Debra Rose, a partner in our property department, takes a look at Help to Buy ISA’s, which launch in December and are designed to help first-time buyers save.
There has been much comment in the news recently about the inability of young people to get on the housing ladder. A report by housing charity Shelter earlier this year found only 43 potentially suitable homes in London currently available that would be ‘affordable’ for the typical young family buying their first property. Affordability was calculated using an estimate of the average earnings of families in the area and the amount they could borrow based on that income. In a further blow to young peoples’ prospects, accountancy firm PwC recently predicted that more than half of the under-40’s would be renting homes from private landlords in the UK in 10 years’ time.
In response, the government have announced an expansion to their Help to Buy Scheme with the introduction of the Help to Buy ISA.. Designed to help first time buyers save for their deposits, the ISA gives people the opportunity to access up to £3,000 of government funds towards their first home. The scheme is due to start in December 2015 and most of the major banks and building societies have signed up to the scheme.
The government will contribute £50 for every £200 saved. You can make the initial £1000 deposit when you open the account in addition to making monthly savings. You can save no more than £200 per month, although there is no minimum monthly deposit.
Once savers are ready to purchase their first home, they withdraw their savings and receive their government bonus equating to 25% of the total balance. The bonus is capped at £3,000 so there will be no bonus awarded on any savings of more than £12,000. The bonus is paid in the form of a voucher, which will be sent directly to your mortgage lender.
The bonus can only be used towards a first home in the UK with a purchase value up to £450,000 in London and up to £250,000 in the rest of the UK. The Help to Buy ISA can be used to save towards both new builds and already occupied houses.
The accounts are per person rather than per home, so couples or friends buying together can each receive a bonus.

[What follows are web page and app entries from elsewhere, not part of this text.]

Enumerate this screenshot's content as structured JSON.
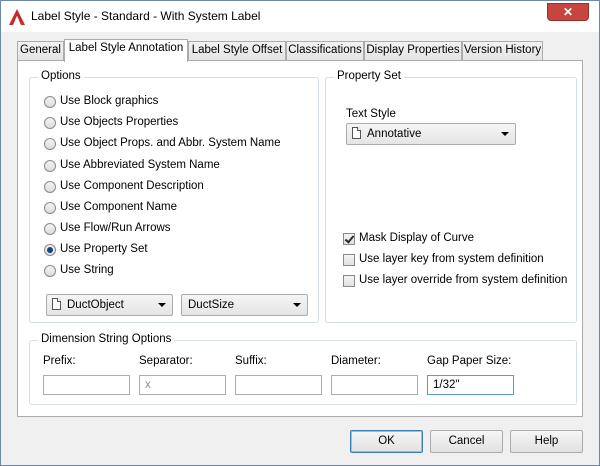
{
  "window": {
    "title": "Label Style - Standard - With System Label",
    "close_glyph": "✕"
  },
  "tabs": [
    {
      "label": "General",
      "active": false
    },
    {
      "label": "Label Style Annotation",
      "active": true
    },
    {
      "label": "Label Style Offset",
      "active": false
    },
    {
      "label": "Classifications",
      "active": false
    },
    {
      "label": "Display Properties",
      "active": false
    },
    {
      "label": "Version History",
      "active": false
    }
  ],
  "options": {
    "label": "Options",
    "radios": [
      {
        "label": "Use Block graphics",
        "checked": false
      },
      {
        "label": "Use Objects Properties",
        "checked": false
      },
      {
        "label": "Use Object Props. and Abbr. System Name",
        "checked": false
      },
      {
        "label": "Use Abbreviated System Name",
        "checked": false
      },
      {
        "label": "Use Component Description",
        "checked": false
      },
      {
        "label": "Use Component Name",
        "checked": false
      },
      {
        "label": "Use Flow/Run Arrows",
        "checked": false
      },
      {
        "label": "Use Property Set",
        "checked": true
      },
      {
        "label": "Use String",
        "checked": false
      }
    ],
    "property_set_combo": "DuctObject",
    "property_combo": "DuctSize"
  },
  "property_set": {
    "label": "Property Set",
    "text_style_label": "Text Style",
    "text_style_value": "Annotative",
    "checkboxes": [
      {
        "label": "Mask Display of Curve",
        "checked": true
      },
      {
        "label": "Use layer key from system definition",
        "checked": false
      },
      {
        "label": "Use layer override from system definition",
        "checked": false
      }
    ]
  },
  "dimension": {
    "label": "Dimension String Options",
    "fields": [
      {
        "label": "Prefix:",
        "value": "",
        "placeholder": ""
      },
      {
        "label": "Separator:",
        "value": "",
        "placeholder": "x"
      },
      {
        "label": "Suffix:",
        "value": "",
        "placeholder": ""
      },
      {
        "label": "Diameter:",
        "value": "",
        "placeholder": ""
      },
      {
        "label": "Gap Paper Size:",
        "value": "1/32\"",
        "placeholder": ""
      }
    ]
  },
  "buttons": {
    "ok": "OK",
    "cancel": "Cancel",
    "help": "Help"
  },
  "colors": {
    "accent": "#3c7fb1",
    "close": "#c7453f",
    "radio_dot": "#1a3f83"
  },
  "icons": {
    "app": "autocad-a-icon",
    "close": "close-icon",
    "combo": "document-icon"
  }
}
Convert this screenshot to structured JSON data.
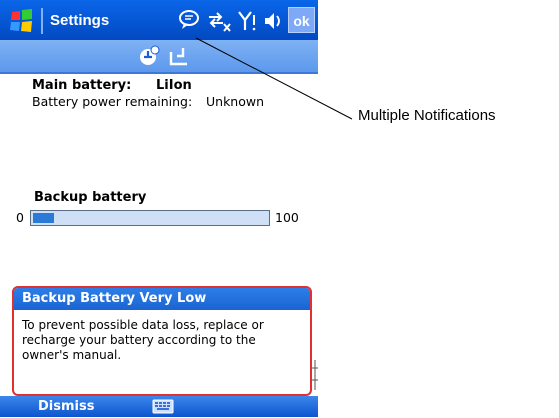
{
  "titlebar": {
    "title": "Settings",
    "ok_label": "ok",
    "icons": [
      "start-menu-icon",
      "notification-icon",
      "connectivity-icon",
      "signal-icon",
      "volume-icon"
    ]
  },
  "toolbar": {
    "icons": [
      "power-icon",
      "backup-icon"
    ]
  },
  "main_battery": {
    "label": "Main battery:",
    "value": "LiIon",
    "remaining_label": "Battery power remaining:",
    "remaining_value": "Unknown"
  },
  "backup_battery": {
    "label": "Backup battery",
    "min": "0",
    "max": "100",
    "level_percent": 9
  },
  "notification": {
    "title": "Backup Battery Very Low",
    "body": "To prevent possible data loss, replace or recharge your battery according to the owner's manual."
  },
  "menubar": {
    "left_label": "Dismiss",
    "input_icon": "keyboard-icon"
  },
  "callout": {
    "text": "Multiple Notifications"
  },
  "colors": {
    "titlebar": "#0249c2",
    "accent_red": "#e03030",
    "bar_fill": "#2b7ad8"
  }
}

Thus a couple each saving £200 per month to a total of £12,000 each will each receive a £3,000 bonus – a total deposit of £30,000.
Accounts will be available to first time buyers aged 16 and over, and new accounts will be available to the public for four years after they launch in December – but there is no limit on how long you can continue to save once you’ve opened an account.
Help to buy ISAs will be available through banks and building societies, which will each set their own interest rates as they do with regular cash ISAs. This means savers will earn interest on their savings as well as getting their bonus.
Savers will not be restricted to using the governments Help to Buy mortgages, but can apply for any residential mortgage deal they like.
It remains to be seen whether the Introduction of the Help to Buy ISA will have any significant effect, but it will undoubtedly help a few young people own their own homes.
This article was originally published in the Wanstead Village Directory.